**Work request:**
Restate the listing word for word; omit the images.

↓↓↓

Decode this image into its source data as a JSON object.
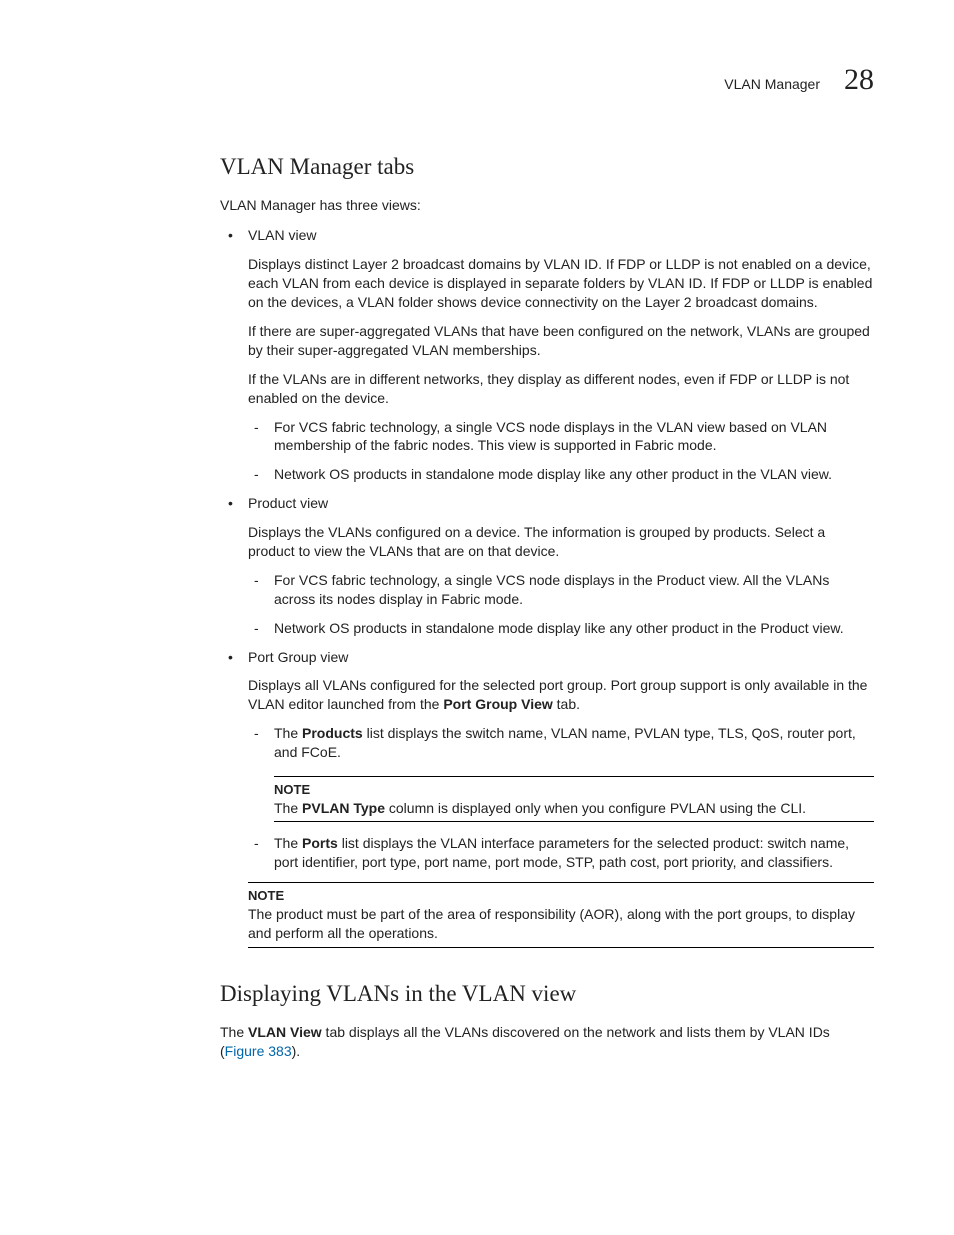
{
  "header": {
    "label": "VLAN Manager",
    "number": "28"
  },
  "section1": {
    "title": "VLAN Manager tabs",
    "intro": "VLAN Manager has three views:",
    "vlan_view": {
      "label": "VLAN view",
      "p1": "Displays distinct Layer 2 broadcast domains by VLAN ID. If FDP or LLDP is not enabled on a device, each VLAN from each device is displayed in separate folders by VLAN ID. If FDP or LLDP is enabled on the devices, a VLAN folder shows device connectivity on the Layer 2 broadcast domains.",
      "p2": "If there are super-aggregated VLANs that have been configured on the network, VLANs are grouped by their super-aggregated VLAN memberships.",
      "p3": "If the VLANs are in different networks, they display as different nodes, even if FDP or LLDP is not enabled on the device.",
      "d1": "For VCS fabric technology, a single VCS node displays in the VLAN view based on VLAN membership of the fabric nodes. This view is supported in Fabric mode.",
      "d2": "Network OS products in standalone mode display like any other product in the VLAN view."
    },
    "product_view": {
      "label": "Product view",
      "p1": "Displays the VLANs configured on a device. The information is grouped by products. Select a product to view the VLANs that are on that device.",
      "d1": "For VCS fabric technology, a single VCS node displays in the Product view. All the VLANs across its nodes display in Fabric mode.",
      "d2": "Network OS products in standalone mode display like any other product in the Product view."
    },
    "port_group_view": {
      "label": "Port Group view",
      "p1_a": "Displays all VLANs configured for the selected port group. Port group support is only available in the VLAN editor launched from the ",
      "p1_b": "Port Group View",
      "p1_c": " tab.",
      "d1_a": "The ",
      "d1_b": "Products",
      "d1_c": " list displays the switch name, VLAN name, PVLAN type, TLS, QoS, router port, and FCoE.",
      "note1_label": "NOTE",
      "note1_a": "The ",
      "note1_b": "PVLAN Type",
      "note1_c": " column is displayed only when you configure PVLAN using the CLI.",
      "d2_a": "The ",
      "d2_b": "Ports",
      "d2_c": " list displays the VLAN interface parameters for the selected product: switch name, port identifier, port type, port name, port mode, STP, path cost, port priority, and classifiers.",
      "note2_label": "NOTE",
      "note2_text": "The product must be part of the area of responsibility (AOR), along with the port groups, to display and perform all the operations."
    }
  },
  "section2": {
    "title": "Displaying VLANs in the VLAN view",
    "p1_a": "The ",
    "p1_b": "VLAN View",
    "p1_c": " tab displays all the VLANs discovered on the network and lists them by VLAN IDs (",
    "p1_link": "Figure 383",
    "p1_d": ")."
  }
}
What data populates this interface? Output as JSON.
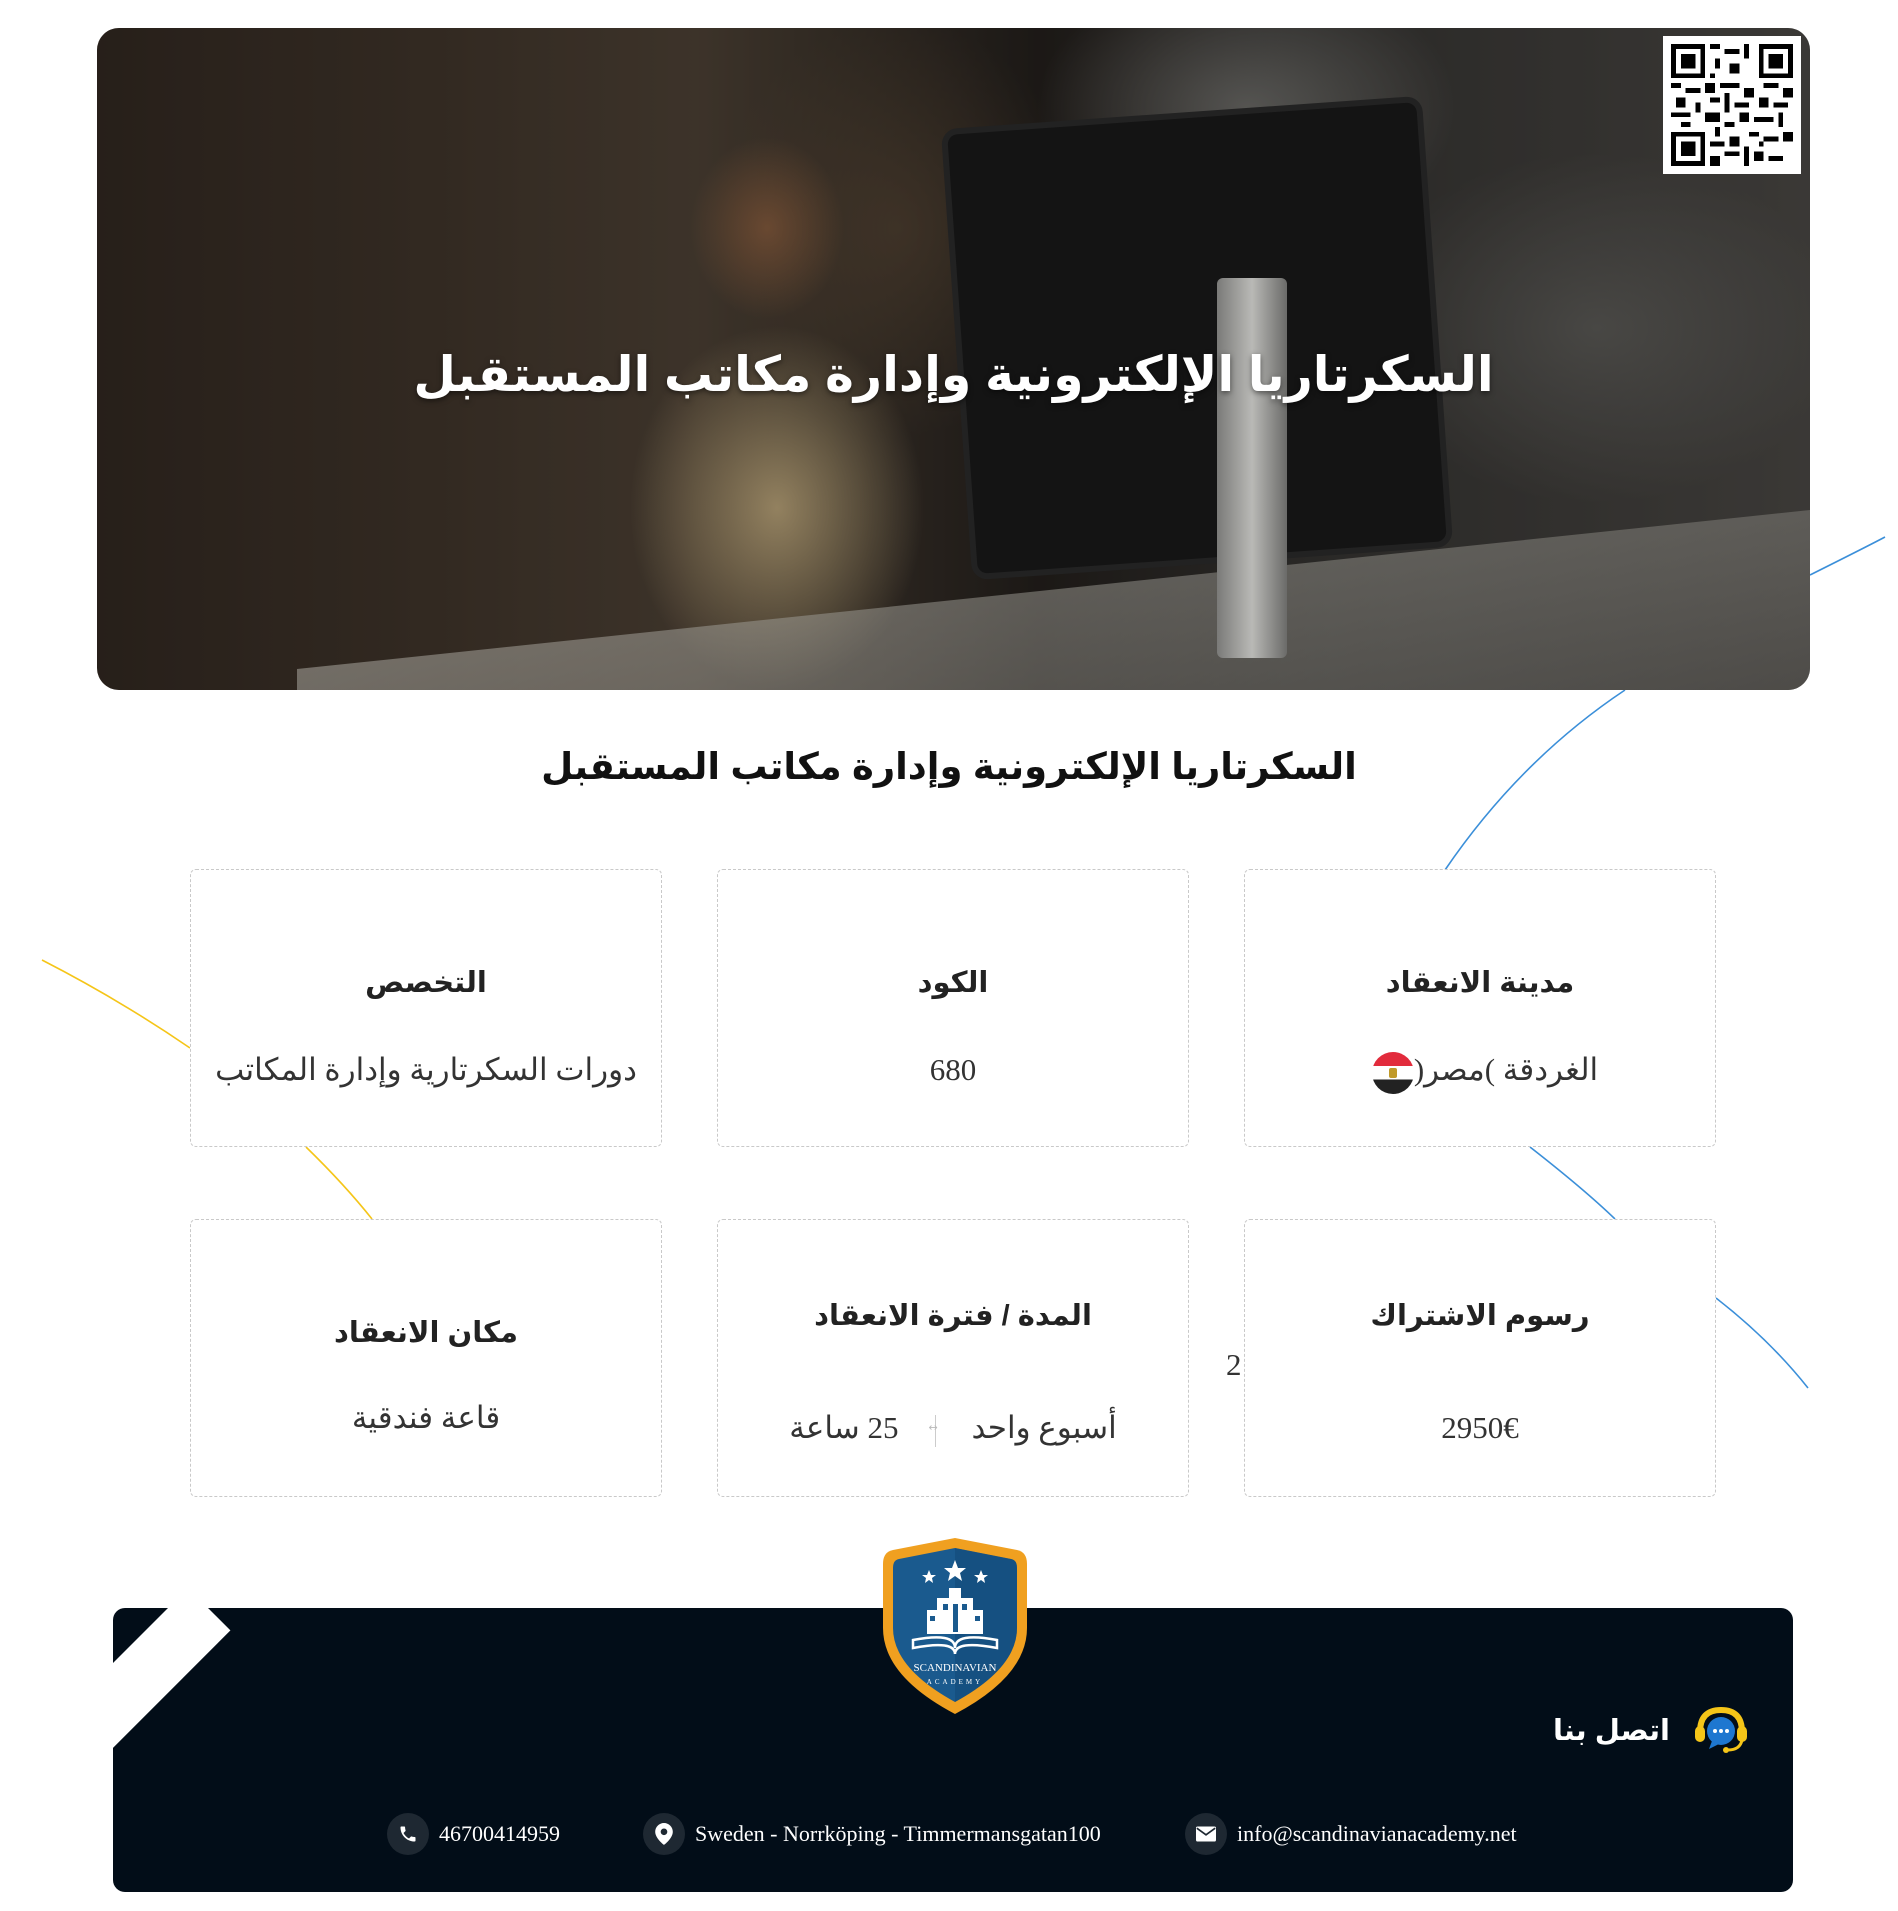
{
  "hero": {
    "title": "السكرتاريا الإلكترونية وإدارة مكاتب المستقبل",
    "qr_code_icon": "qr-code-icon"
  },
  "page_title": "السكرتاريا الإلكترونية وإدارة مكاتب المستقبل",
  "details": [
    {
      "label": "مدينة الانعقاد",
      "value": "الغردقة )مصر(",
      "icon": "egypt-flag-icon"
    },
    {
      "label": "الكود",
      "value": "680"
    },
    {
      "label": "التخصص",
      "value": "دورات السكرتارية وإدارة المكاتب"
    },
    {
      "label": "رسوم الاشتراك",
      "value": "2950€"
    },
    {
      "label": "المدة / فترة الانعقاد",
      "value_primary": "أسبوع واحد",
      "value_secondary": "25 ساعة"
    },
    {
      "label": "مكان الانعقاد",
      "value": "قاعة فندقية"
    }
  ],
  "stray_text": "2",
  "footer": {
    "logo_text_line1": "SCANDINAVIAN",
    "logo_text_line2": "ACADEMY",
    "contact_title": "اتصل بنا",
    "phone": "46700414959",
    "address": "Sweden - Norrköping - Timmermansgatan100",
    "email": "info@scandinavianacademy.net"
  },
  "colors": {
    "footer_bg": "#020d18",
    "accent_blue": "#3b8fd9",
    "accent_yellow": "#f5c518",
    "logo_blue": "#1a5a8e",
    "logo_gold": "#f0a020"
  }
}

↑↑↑

**Written answer:**
Decode this image into its source data as a JSON object.
{
  "header": {
    "label": "VLAN Manager",
    "number": "28"
  },
  "section1": {
    "title": "VLAN Manager tabs",
    "intro": "VLAN Manager has three views:",
    "vlan_view": {
      "label": "VLAN view",
      "p1": "Displays distinct Layer 2 broadcast domains by VLAN ID. If FDP or LLDP is not enabled on a device, each VLAN from each device is displayed in separate folders by VLAN ID. If FDP or LLDP is enabled on the devices, a VLAN folder shows device connectivity on the Layer 2 broadcast domains.",
      "p2": "If there are super-aggregated VLANs that have been configured on the network, VLANs are grouped by their super-aggregated VLAN memberships.",
      "p3": "If the VLANs are in different networks, they display as different nodes, even if FDP or LLDP is not enabled on the device.",
      "d1": "For VCS fabric technology, a single VCS node displays in the VLAN view based on VLAN membership of the fabric nodes. This view is supported in Fabric mode.",
      "d2": "Network OS products in standalone mode display like any other product in the VLAN view."
    },
    "product_view": {
      "label": "Product view",
      "p1": "Displays the VLANs configured on a device. The information is grouped by products. Select a product to view the VLANs that are on that device.",
      "d1": "For VCS fabric technology, a single VCS node displays in the Product view. All the VLANs across its nodes display in Fabric mode.",
      "d2": "Network OS products in standalone mode display like any other product in the Product view."
    },
    "port_group_view": {
      "label": "Port Group view",
      "p1_a": "Displays all VLANs configured for the selected port group. Port group support is only available in the VLAN editor launched from the ",
      "p1_b": "Port Group View",
      "p1_c": " tab.",
      "d1_a": "The ",
      "d1_b": "Products",
      "d1_c": " list displays the switch name, VLAN name, PVLAN type, TLS, QoS, router port, and FCoE.",
      "note1_label": "NOTE",
      "note1_a": "The ",
      "note1_b": "PVLAN Type",
      "note1_c": " column is displayed only when you configure PVLAN using the CLI.",
      "d2_a": "The ",
      "d2_b": "Ports",
      "d2_c": " list displays the VLAN interface parameters for the selected product: switch name, port identifier, port type, port name, port mode, STP, path cost, port priority, and classifiers.",
      "note2_label": "NOTE",
      "note2_text": "The product must be part of the area of responsibility (AOR), along with the port groups, to display and perform all the operations."
    }
  },
  "section2": {
    "title": "Displaying VLANs in the VLAN view",
    "p1_a": "The ",
    "p1_b": "VLAN View",
    "p1_c": " tab displays all the VLANs discovered on the network and lists them by VLAN IDs (",
    "p1_link": "Figure 383",
    "p1_d": ")."
  }
}
What data populates this interface? Output as JSON.
{
  "hero": {
    "title": "السكرتاريا الإلكترونية وإدارة مكاتب المستقبل",
    "qr_code_icon": "qr-code-icon"
  },
  "page_title": "السكرتاريا الإلكترونية وإدارة مكاتب المستقبل",
  "details": [
    {
      "label": "مدينة الانعقاد",
      "value": "الغردقة )مصر(",
      "icon": "egypt-flag-icon"
    },
    {
      "label": "الكود",
      "value": "680"
    },
    {
      "label": "التخصص",
      "value": "دورات السكرتارية وإدارة المكاتب"
    },
    {
      "label": "رسوم الاشتراك",
      "value": "2950€"
    },
    {
      "label": "المدة / فترة الانعقاد",
      "value_primary": "أسبوع واحد",
      "value_secondary": "25 ساعة"
    },
    {
      "label": "مكان الانعقاد",
      "value": "قاعة فندقية"
    }
  ],
  "stray_text": "2",
  "footer": {
    "logo_text_line1": "SCANDINAVIAN",
    "logo_text_line2": "ACADEMY",
    "contact_title": "اتصل بنا",
    "phone": "46700414959",
    "address": "Sweden - Norrköping - Timmermansgatan100",
    "email": "info@scandinavianacademy.net"
  },
  "colors": {
    "footer_bg": "#020d18",
    "accent_blue": "#3b8fd9",
    "accent_yellow": "#f5c518",
    "logo_blue": "#1a5a8e",
    "logo_gold": "#f0a020"
  }
}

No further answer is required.